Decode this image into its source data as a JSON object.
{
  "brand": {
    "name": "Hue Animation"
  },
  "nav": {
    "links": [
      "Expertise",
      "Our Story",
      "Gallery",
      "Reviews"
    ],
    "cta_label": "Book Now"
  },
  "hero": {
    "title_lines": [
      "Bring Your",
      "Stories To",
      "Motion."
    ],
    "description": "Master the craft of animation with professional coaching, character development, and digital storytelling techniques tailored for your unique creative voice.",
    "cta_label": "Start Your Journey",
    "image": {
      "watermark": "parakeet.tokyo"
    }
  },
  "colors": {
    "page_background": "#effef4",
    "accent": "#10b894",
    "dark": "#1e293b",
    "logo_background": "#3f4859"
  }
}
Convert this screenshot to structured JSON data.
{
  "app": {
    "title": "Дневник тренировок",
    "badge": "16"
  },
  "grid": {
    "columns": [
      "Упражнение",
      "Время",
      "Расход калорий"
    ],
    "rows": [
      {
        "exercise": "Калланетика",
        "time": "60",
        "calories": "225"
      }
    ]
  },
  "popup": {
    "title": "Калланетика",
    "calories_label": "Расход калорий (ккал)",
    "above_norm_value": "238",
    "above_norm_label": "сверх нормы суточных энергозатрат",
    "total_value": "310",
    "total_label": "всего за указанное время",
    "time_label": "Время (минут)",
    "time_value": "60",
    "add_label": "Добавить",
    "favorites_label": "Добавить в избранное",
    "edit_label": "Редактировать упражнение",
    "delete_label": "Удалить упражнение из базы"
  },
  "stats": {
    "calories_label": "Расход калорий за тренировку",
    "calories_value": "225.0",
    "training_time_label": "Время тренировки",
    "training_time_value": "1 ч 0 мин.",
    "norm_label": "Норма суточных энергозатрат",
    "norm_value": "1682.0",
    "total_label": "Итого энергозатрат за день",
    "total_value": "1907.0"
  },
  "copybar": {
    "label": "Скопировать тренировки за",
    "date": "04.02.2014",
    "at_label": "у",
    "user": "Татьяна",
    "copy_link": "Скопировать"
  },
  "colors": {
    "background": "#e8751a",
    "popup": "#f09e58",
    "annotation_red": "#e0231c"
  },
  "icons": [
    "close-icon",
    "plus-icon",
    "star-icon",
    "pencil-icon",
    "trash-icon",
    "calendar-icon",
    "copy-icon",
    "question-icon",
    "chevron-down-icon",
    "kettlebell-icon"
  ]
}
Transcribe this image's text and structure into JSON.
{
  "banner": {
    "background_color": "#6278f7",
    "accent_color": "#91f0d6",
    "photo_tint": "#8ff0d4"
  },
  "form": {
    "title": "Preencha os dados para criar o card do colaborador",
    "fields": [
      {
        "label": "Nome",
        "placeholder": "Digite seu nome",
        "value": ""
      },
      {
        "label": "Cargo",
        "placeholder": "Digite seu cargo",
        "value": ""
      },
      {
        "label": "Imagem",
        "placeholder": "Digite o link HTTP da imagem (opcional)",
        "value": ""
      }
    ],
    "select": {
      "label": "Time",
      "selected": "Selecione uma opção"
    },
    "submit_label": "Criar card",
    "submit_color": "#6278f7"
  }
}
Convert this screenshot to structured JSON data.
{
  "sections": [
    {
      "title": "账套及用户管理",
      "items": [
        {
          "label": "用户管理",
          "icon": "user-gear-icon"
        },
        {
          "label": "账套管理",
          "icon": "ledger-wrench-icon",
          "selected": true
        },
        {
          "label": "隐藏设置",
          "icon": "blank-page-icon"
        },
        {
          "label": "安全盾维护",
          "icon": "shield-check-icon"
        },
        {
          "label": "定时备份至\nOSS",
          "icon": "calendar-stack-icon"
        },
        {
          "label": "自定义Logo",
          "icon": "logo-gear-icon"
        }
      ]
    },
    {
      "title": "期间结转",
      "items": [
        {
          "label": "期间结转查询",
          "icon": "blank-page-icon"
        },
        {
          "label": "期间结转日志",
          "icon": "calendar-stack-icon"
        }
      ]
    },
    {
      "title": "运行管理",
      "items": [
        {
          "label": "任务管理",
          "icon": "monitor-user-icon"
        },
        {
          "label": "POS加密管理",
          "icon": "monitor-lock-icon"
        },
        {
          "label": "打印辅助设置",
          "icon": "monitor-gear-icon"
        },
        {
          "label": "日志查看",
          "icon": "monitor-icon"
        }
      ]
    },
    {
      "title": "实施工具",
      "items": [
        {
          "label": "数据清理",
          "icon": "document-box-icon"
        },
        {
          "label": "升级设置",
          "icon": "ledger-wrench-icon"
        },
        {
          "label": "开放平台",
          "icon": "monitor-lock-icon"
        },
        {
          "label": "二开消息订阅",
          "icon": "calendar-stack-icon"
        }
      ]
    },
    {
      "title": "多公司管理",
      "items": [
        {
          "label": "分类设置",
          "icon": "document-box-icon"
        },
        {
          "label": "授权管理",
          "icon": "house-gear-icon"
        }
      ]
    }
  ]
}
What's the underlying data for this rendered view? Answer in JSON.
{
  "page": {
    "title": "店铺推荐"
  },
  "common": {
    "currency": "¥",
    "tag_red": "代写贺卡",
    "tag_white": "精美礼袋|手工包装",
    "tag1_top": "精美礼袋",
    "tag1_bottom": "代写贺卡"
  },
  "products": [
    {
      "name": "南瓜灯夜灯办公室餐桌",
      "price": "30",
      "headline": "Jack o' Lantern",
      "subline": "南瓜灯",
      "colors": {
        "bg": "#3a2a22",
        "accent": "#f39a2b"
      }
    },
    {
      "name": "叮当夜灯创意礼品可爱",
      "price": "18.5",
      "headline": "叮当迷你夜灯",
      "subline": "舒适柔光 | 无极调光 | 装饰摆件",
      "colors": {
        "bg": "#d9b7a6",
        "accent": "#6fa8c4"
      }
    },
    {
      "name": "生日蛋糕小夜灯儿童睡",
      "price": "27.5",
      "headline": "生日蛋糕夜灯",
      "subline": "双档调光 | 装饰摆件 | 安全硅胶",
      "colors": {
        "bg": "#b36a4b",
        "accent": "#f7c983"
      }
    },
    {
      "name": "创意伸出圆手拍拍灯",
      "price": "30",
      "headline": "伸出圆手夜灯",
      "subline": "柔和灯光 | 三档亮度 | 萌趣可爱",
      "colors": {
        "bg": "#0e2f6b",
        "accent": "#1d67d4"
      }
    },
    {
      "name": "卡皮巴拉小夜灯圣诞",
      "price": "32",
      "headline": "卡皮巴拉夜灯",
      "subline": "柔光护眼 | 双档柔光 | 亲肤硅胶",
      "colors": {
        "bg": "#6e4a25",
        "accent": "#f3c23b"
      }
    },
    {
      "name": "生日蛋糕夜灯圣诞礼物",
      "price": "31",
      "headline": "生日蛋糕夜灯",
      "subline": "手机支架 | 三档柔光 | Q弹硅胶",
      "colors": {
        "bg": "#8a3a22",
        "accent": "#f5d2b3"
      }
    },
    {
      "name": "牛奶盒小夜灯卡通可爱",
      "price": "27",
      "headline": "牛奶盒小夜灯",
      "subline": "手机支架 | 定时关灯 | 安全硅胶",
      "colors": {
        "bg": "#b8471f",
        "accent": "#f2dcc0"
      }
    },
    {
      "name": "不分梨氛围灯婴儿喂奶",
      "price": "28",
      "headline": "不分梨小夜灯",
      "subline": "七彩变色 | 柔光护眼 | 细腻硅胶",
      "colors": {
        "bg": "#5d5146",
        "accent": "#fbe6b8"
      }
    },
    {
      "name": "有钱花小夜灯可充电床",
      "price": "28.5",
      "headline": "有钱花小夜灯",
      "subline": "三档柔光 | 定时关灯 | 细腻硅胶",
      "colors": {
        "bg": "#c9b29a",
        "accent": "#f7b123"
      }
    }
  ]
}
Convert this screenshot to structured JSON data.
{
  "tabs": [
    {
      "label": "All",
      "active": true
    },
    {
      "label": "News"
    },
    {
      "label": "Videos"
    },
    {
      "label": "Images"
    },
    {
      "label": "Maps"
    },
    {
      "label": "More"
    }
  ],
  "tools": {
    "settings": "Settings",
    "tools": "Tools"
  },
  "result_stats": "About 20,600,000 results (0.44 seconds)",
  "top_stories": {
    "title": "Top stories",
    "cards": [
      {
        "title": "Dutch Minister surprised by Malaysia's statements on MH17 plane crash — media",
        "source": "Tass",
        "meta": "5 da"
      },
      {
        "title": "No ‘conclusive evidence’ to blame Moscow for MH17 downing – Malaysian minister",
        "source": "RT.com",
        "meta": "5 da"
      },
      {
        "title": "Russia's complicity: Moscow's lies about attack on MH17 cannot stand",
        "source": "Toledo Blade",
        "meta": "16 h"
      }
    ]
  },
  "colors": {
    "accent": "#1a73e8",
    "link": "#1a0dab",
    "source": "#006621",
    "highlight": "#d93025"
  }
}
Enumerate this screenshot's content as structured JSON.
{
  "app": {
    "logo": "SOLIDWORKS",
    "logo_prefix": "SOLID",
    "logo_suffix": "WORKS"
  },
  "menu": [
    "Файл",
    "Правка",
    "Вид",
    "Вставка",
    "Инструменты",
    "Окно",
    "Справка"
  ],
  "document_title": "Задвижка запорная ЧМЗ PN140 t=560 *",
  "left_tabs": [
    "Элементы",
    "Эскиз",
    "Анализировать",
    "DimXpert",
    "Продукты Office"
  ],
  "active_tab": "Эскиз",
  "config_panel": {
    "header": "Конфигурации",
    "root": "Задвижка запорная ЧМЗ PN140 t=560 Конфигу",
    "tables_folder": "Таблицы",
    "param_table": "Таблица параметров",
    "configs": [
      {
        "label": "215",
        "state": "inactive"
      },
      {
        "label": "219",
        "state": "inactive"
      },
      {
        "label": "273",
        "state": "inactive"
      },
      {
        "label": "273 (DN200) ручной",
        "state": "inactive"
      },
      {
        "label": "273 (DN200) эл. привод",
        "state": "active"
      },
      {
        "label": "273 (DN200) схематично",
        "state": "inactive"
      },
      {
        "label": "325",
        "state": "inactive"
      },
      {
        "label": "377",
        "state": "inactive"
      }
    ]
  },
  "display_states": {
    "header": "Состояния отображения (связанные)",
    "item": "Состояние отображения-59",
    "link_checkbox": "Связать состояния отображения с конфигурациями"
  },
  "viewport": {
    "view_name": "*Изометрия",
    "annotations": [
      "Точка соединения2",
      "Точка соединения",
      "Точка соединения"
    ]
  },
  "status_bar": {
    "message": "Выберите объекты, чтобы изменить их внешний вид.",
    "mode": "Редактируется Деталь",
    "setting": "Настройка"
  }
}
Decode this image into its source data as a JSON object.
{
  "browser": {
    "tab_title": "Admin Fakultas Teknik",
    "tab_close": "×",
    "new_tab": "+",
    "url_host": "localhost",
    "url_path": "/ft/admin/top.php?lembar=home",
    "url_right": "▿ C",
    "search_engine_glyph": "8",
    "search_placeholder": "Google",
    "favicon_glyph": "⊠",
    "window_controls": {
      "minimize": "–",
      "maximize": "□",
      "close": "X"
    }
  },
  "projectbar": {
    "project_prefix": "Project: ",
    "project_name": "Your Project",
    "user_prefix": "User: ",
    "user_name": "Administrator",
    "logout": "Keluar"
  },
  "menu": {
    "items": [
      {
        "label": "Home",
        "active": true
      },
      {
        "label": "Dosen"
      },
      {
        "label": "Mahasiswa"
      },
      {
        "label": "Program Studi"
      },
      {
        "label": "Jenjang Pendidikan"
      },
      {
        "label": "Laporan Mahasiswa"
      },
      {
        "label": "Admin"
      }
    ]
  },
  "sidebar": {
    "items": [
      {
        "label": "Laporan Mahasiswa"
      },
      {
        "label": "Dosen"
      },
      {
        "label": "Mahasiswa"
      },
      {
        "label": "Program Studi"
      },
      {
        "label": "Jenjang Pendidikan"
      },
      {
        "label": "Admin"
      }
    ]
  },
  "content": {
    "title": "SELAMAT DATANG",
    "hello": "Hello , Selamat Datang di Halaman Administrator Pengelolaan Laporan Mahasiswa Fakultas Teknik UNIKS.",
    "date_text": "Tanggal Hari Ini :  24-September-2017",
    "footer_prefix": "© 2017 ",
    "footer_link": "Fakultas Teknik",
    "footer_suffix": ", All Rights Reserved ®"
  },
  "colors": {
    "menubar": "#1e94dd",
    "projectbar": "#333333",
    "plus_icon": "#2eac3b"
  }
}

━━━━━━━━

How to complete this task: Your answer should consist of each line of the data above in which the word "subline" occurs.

Output for this exercise:
      "subline": "南瓜灯",
      "subline": "舒适柔光 | 无极调光 | 装饰摆件",
      "subline": "双档调光 | 装饰摆件 | 安全硅胶",
      "subline": "柔和灯光 | 三档亮度 | 萌趣可爱",
      "subline": "柔光护眼 | 双档柔光 | 亲肤硅胶",
      "subline": "手机支架 | 三档柔光 | Q弹硅胶",
      "subline": "手机支架 | 定时关灯 | 安全硅胶",
      "subline": "七彩变色 | 柔光护眼 | 细腻硅胶",
      "subline": "三档柔光 | 定时关灯 | 细腻硅胶",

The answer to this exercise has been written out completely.